Thursday, 23 July 2020

Shelves for Life


These shelves are designed to last you a lifetime. The wood will colour, the surfaces will mark and stain and over the years and the furniture will become a part of you. When you die, the shelves can be taken apart and reassembled as a coffin. The brass plate under the bottom shelf, that tells the story about this transformation, is then flipped over and you’re dates inscribed on it.
William Warren

Tuesday, 7 July 2020

Bookwheel

The RIT bookwheel was a thoroughly modern take on a Renaissance design. Before building it, the students designed a 3-D digital model.
Full story at Atlas Obscura

Friday, 19 June 2020

Tiny replica of New York rare bookseller’s gallery


As an object of desire for book collectors, it would be hard to top this replica of rare book dealer John Fleming’s 57th Street Gallery, where he bought and sold in “baronial splendor” according to the New York Times, from 1952 to 1987. Encased in a leaded glass enclosure, the dollhouse-sized library setting features oak bookshelves full of book models, including six “real” miniature books, as well as a silver tea service, a globe, and other plush furnishings that will make some bibliophiles swoon — one of whom will no doubt bid on it at auction on June 23, when it is estimated to reach $1,500-2,500.
Fine Books magazine

Tuesday, 9 June 2020

VAC library

A special project that carries the traditional Vietnamese horticulture, aquaculture & animal husbandry, from rural to urban areas... The VAC Library is also geared towards an open library space for children. Children in the area and elsewhere can come here to play together, read books, and learn about this ecological model visually at the building.
Farming Architects
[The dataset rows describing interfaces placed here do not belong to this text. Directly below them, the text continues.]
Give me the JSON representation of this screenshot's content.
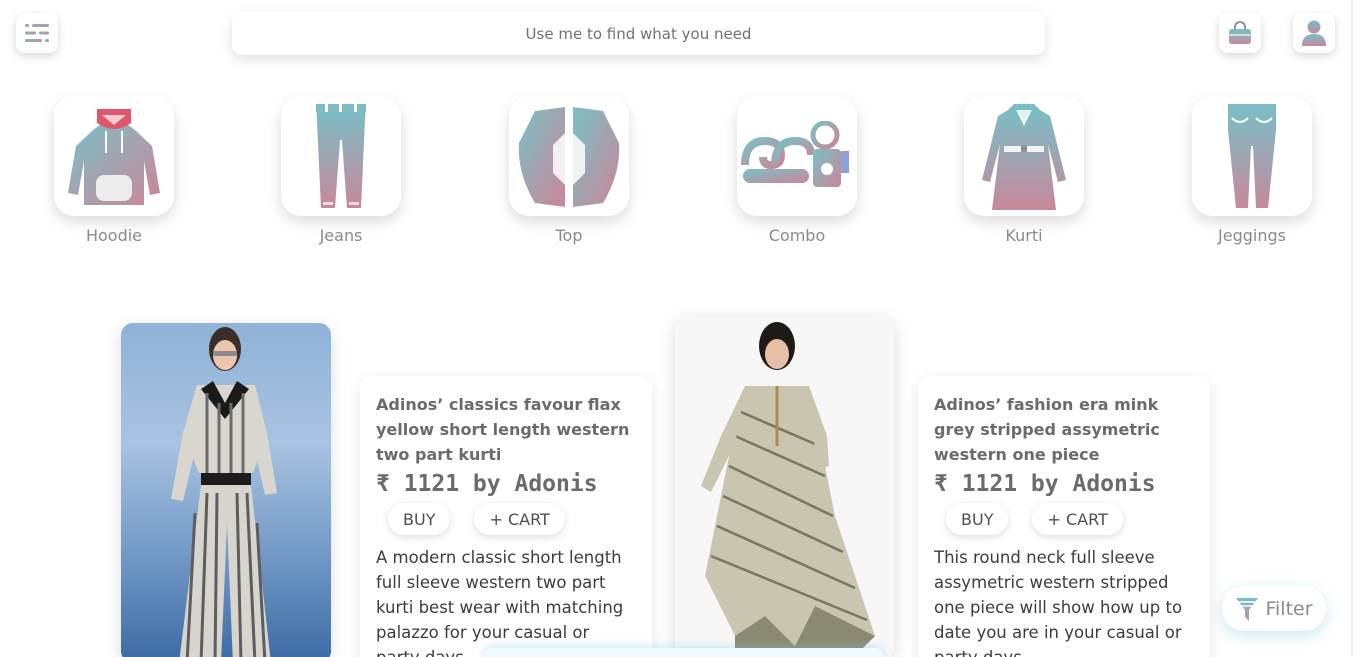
{
  "search": {
    "placeholder": "Use me to find what you need"
  },
  "header_icons": [
    "menu-icon",
    "shopping-bag-icon",
    "user-icon"
  ],
  "categories": [
    {
      "label": "Hoodie",
      "icon": "hoodie-icon"
    },
    {
      "label": "Jeans",
      "icon": "jeans-icon"
    },
    {
      "label": "Top",
      "icon": "top-icon"
    },
    {
      "label": "Combo",
      "icon": "combo-icon"
    },
    {
      "label": "Kurti",
      "icon": "kurti-icon"
    },
    {
      "label": "Jeggings",
      "icon": "jeggings-icon"
    }
  ],
  "products": [
    {
      "title": "Adinos’ classics favour flax yellow short length western two part kurti",
      "price": "₹ 1121 by Adonis",
      "buy_label": "BUY",
      "cart_label": "+ CART",
      "description": "A modern classic short length full sleeve western two part kurti best wear with matching palazzo for your casual or party days."
    },
    {
      "title": "Adinos’ fashion era mink grey stripped assymetric western one piece",
      "price": "₹ 1121 by Adonis",
      "buy_label": "BUY",
      "cart_label": "+ CART",
      "description": "This round neck full sleeve assymetric western stripped one piece will show how up to date you are in your casual or party days."
    }
  ],
  "filter": {
    "label": "Filter",
    "icon": "funnel-icon"
  },
  "colors": {
    "icon_gradient_start": "#7fbcc6",
    "icon_gradient_end": "#c8869a",
    "accent_glow": "#5fc2d8"
  }
}
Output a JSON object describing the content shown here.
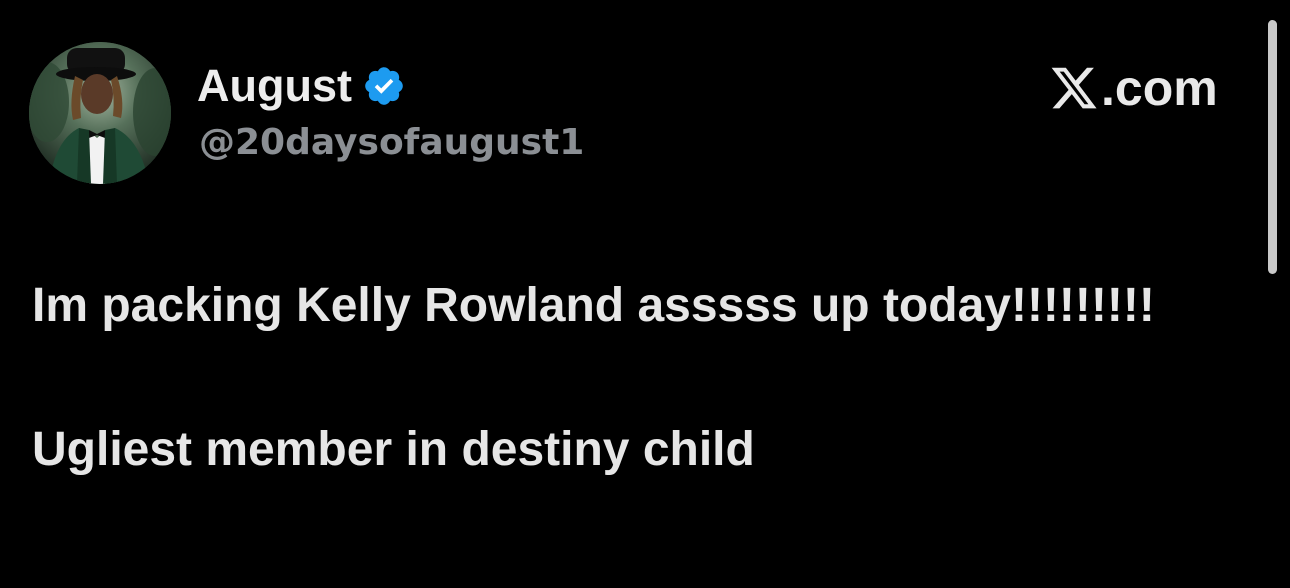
{
  "author": {
    "display_name": "August",
    "handle": "@20daysofaugust1",
    "verified_badge_icon": "verified-check-icon",
    "verified_color": "#1d9bf0",
    "avatar_icon": "profile-photo"
  },
  "source": {
    "logo_icon": "x-logo-icon",
    "domain_suffix": ".com"
  },
  "tweet": {
    "paragraphs": [
      "Im packing Kelly Rowland asssss up today!!!!!!!!!",
      "Ugliest member in destiny child"
    ]
  },
  "colors": {
    "background": "#000000",
    "primary_text": "#e7e9ea",
    "secondary_text": "#8b8f94",
    "scrollbar": "#c9c9c9"
  }
}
Thursday, 7 May 2020

Fake wardrobe bookshelves

Hidden bookcase doors are both an attractive and practical addition to any room space but are particularly effective where included as part of a real or false bookcase.
Faux Books

Thursday, 30 April 2020

What Do Famous People’s Bookshelves Reveal?

Bibliophiles do not approach bookshelves lightly. A stranger’s collection is to us a window to their soul. We peruse with judgment, sometimes admiration and occasionally repulsion (Ayn Rand?!). With celebrities now frequently speaking on television in front of their home libraries, a voyeuristic pleasure presents itself: Are they actually really like us?
New York Times

Wednesday, 29 April 2020

Bookcase Credibility

 Bookcase Credibility